*** Begin section ***

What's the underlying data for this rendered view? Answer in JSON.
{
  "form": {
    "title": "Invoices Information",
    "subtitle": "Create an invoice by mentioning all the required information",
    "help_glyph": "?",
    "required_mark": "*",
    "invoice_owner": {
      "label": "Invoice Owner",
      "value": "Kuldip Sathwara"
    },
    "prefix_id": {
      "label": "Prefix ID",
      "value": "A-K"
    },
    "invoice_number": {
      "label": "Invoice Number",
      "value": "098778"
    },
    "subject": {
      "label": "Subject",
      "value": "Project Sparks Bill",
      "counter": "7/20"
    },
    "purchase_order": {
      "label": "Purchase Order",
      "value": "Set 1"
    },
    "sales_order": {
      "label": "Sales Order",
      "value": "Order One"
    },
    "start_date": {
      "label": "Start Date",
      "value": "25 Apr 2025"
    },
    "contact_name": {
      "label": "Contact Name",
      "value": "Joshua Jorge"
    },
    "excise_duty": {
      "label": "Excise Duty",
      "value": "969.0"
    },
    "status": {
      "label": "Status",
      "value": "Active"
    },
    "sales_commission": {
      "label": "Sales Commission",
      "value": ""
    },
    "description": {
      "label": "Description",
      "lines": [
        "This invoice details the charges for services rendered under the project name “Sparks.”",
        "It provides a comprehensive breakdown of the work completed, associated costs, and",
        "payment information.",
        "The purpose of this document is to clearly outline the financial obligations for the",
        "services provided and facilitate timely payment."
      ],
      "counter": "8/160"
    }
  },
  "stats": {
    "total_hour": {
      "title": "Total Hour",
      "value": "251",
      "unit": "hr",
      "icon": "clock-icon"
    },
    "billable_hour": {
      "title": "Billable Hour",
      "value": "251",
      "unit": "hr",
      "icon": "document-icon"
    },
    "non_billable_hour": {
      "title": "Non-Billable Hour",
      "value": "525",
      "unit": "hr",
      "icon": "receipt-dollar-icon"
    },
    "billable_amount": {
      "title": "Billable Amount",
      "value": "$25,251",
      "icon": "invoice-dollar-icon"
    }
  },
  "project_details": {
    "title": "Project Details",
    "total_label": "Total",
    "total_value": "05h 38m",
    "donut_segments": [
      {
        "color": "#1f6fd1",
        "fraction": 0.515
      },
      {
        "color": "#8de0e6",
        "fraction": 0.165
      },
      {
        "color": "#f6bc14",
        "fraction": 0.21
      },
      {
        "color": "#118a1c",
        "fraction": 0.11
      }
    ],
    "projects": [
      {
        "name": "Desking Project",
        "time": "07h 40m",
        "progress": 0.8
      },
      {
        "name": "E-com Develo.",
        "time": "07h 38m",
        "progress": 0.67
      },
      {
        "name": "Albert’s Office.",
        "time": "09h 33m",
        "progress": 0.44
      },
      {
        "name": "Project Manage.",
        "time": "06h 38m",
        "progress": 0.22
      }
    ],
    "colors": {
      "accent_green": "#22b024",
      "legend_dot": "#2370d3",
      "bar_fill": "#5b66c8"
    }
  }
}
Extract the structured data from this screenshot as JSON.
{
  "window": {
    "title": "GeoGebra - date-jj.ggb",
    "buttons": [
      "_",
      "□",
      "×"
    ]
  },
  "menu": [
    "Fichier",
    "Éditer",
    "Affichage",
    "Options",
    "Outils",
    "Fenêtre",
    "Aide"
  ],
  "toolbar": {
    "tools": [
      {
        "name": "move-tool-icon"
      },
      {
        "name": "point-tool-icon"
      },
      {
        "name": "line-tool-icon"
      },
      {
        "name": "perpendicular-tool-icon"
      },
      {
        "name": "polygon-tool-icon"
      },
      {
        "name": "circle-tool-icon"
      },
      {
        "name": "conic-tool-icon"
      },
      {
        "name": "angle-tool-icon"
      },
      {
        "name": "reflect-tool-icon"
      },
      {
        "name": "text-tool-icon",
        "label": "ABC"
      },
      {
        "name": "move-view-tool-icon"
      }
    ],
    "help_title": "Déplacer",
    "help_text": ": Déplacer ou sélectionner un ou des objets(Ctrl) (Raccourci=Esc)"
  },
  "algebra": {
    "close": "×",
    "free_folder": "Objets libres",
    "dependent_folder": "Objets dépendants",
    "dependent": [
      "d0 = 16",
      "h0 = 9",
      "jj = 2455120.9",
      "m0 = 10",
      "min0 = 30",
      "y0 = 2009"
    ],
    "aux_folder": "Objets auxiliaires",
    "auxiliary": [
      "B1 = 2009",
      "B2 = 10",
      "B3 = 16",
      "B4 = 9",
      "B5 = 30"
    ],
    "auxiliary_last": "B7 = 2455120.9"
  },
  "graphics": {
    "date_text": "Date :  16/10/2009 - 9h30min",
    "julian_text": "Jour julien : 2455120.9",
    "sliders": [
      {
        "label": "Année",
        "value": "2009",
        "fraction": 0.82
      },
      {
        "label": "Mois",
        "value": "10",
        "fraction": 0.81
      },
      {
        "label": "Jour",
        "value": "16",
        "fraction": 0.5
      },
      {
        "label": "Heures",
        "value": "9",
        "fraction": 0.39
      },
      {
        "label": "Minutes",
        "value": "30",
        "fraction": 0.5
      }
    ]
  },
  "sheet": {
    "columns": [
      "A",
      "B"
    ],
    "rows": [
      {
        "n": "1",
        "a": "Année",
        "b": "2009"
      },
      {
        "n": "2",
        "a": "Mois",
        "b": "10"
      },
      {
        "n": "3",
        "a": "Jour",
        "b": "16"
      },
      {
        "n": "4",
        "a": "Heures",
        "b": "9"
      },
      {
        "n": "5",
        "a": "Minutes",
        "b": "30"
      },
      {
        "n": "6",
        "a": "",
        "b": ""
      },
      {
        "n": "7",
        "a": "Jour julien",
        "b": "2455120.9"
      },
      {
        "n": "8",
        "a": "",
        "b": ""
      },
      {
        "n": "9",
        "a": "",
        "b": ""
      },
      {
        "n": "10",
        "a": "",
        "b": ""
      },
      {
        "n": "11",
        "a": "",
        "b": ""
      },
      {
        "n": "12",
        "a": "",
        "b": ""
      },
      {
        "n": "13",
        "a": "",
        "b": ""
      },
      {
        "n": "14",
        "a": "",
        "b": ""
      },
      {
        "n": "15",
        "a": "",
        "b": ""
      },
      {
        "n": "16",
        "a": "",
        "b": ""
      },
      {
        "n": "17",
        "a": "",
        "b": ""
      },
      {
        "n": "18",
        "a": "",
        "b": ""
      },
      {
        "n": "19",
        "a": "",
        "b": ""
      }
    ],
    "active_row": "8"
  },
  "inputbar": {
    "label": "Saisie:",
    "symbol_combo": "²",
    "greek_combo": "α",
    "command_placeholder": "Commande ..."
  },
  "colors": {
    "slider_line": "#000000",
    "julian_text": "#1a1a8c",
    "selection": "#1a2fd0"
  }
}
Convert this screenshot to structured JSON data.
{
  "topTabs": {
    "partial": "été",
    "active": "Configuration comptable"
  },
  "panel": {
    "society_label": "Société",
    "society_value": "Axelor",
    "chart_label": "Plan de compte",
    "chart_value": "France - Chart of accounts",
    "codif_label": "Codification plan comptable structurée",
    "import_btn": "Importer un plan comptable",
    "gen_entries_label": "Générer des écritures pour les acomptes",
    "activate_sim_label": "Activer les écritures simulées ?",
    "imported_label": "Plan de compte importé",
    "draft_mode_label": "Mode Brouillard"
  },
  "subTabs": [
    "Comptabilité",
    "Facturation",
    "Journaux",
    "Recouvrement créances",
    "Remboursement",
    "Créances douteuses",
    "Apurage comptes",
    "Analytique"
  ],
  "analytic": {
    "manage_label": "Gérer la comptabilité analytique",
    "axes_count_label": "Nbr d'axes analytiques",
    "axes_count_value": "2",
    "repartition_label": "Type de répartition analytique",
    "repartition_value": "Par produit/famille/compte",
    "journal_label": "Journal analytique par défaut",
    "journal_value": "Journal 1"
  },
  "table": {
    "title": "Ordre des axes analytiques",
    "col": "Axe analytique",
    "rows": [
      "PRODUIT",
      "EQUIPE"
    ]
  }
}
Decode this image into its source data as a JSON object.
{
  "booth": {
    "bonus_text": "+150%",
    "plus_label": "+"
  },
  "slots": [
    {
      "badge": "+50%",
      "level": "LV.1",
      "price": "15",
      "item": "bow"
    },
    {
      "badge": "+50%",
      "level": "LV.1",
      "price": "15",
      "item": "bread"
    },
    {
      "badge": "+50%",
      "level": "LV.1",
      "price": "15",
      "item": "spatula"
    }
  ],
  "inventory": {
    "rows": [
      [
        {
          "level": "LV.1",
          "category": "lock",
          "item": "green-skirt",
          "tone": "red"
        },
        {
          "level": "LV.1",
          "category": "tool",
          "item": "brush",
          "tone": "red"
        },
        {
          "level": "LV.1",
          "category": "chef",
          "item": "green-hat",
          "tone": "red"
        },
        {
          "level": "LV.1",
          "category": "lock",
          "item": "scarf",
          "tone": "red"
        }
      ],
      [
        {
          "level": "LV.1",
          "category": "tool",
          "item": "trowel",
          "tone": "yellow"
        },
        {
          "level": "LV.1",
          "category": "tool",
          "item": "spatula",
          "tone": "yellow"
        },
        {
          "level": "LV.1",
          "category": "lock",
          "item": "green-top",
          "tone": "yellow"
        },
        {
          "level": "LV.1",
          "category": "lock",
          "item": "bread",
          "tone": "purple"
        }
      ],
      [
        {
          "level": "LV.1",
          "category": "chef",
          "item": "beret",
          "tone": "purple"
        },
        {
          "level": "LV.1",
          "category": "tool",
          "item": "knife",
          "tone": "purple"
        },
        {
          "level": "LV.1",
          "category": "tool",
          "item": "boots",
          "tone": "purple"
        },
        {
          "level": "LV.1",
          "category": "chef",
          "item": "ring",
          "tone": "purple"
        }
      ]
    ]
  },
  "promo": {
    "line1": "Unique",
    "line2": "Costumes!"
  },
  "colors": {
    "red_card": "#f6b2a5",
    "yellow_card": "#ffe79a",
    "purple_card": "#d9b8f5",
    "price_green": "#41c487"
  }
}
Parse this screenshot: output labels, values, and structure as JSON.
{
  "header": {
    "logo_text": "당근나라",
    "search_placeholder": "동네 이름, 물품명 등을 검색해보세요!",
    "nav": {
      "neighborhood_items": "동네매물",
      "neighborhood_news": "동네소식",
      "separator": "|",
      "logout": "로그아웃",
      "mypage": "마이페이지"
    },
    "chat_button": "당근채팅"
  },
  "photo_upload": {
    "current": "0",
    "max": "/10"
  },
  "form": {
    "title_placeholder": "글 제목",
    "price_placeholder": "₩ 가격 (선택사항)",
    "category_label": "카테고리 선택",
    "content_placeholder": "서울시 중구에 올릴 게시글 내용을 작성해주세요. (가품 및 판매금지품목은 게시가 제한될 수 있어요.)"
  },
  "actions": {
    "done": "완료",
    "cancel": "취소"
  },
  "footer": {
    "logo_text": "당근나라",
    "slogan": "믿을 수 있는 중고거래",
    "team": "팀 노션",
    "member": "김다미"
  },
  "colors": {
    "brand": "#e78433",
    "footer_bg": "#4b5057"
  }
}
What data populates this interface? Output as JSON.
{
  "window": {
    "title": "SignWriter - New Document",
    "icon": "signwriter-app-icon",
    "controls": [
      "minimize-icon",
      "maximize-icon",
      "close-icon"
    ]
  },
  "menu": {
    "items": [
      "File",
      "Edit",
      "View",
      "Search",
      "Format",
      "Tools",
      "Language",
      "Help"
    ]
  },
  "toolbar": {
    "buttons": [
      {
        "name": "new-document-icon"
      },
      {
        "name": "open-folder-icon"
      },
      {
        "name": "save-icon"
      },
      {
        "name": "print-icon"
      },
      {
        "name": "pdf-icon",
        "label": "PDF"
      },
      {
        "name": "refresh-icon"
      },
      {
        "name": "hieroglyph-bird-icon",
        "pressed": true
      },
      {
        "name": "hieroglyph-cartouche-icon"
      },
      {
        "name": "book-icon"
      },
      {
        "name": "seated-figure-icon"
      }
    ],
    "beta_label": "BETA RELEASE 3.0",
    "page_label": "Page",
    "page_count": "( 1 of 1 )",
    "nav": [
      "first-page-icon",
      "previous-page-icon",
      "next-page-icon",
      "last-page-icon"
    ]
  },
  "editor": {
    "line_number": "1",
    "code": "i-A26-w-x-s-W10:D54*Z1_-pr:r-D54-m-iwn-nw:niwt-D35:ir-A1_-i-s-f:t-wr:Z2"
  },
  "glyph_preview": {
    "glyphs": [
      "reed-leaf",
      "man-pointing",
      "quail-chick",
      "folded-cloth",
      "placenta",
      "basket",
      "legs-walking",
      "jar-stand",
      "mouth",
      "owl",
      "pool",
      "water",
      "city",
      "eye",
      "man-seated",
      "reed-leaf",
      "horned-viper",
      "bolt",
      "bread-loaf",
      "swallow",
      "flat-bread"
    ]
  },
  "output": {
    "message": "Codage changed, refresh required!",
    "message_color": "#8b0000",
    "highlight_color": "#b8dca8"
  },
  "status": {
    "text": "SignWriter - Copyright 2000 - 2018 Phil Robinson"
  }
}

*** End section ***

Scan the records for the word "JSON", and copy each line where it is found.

■ TASK RESPONSE
What's the underlying data for this rendered view? Answer in JSON.
Extract the structured data from this screenshot as JSON.
Convert this screenshot to structured JSON data.
Decode this image into its source data as a JSON object.
Parse this screenshot: output labels, values, and structure as JSON.
What data populates this interface? Output as JSON.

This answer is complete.